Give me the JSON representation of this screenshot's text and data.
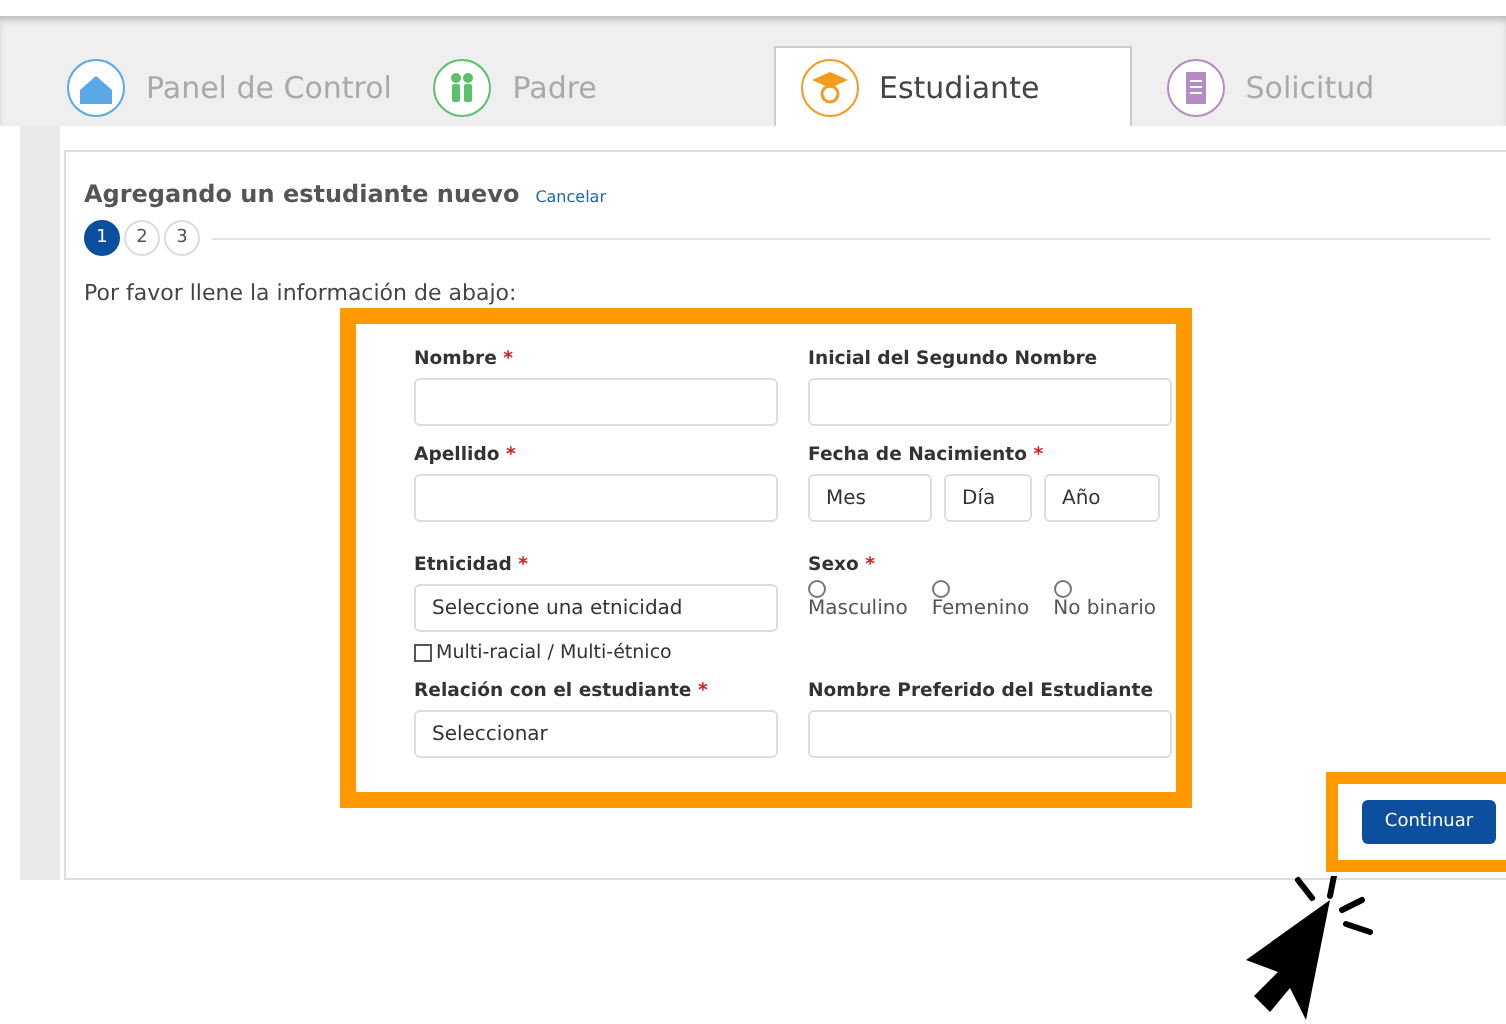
{
  "tabs": [
    {
      "label": "Panel de Control",
      "kind": "home",
      "color": "#5aa9e6",
      "selected": false
    },
    {
      "label": "Padre",
      "kind": "people",
      "color": "#5cc26a",
      "selected": false
    },
    {
      "label": "Estudiante",
      "kind": "graduate",
      "color": "#f39c1f",
      "selected": true
    },
    {
      "label": "Solicitud",
      "kind": "document",
      "color": "#b38cc4",
      "selected": false
    }
  ],
  "heading": "Agregando un estudiante nuevo",
  "cancel_link": "Cancelar",
  "steps": [
    {
      "label": "1",
      "selected": true
    },
    {
      "label": "2",
      "selected": false
    },
    {
      "label": "3",
      "selected": false
    }
  ],
  "instruction": "Por favor llene la información de abajo:",
  "form": {
    "fields": [
      {
        "kind": "text",
        "label": "Nombre",
        "required_mark": "*"
      },
      {
        "kind": "text",
        "label": "Inicial del Segundo Nombre"
      },
      {
        "kind": "text",
        "label": "Apellido",
        "required_mark": "*"
      },
      {
        "kind": "date",
        "label": "Fecha de Nacimiento",
        "required_mark": "*",
        "parts": [
          {
            "placeholder": "Mes"
          },
          {
            "placeholder": "Día"
          },
          {
            "placeholder": "Año"
          }
        ]
      },
      {
        "kind": "select",
        "label": "Etnicidad",
        "required_mark": "*",
        "value": "Seleccione una etnicidad",
        "checkbox": {
          "label": "Multi-racial / Multi-étnico",
          "checked": false
        }
      },
      {
        "kind": "radio",
        "label": "Sexo",
        "required_mark": "*",
        "options": [
          {
            "label": "Masculino",
            "selected": false
          },
          {
            "label": "Femenino",
            "selected": false
          },
          {
            "label": "No binario",
            "selected": false
          }
        ]
      },
      {
        "kind": "select",
        "label": "Relación con el estudiante",
        "required_mark": "*",
        "value": "Seleccionar"
      },
      {
        "kind": "text",
        "label": "Nombre Preferido del Estudiante"
      }
    ]
  },
  "continue_button": "Continuar"
}
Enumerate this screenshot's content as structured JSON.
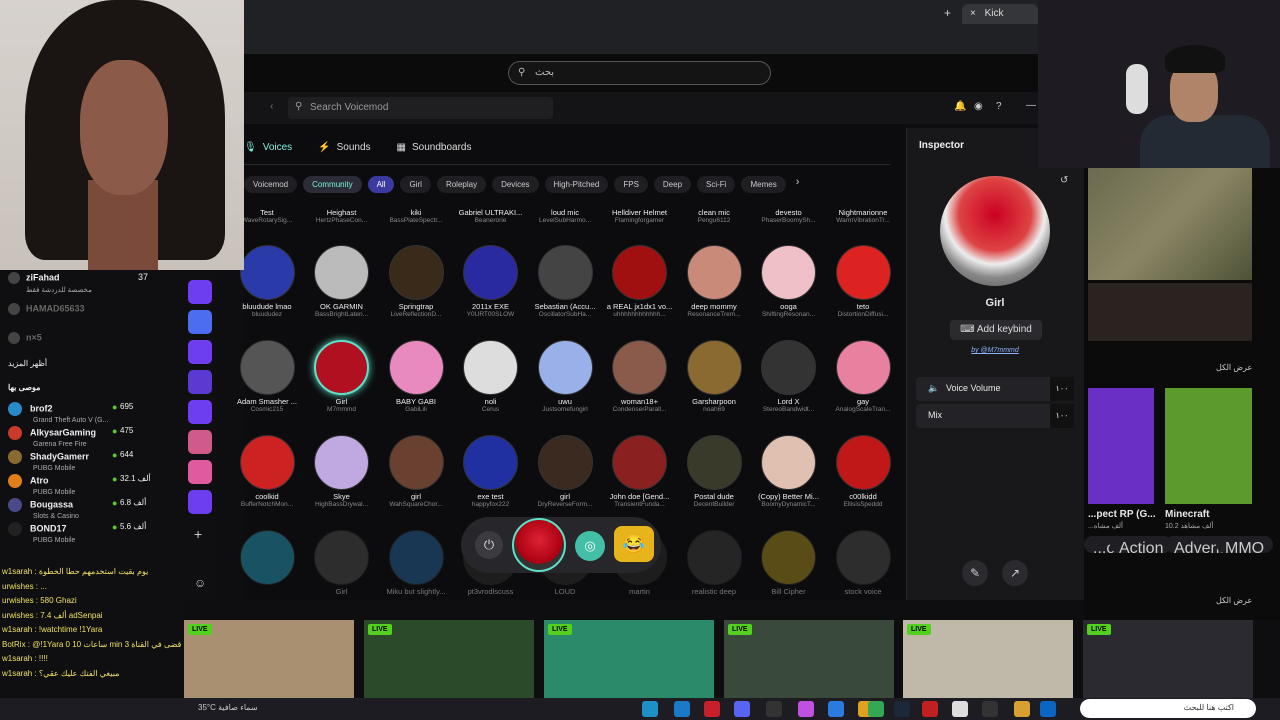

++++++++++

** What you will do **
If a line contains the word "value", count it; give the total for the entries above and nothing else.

** The answer **
2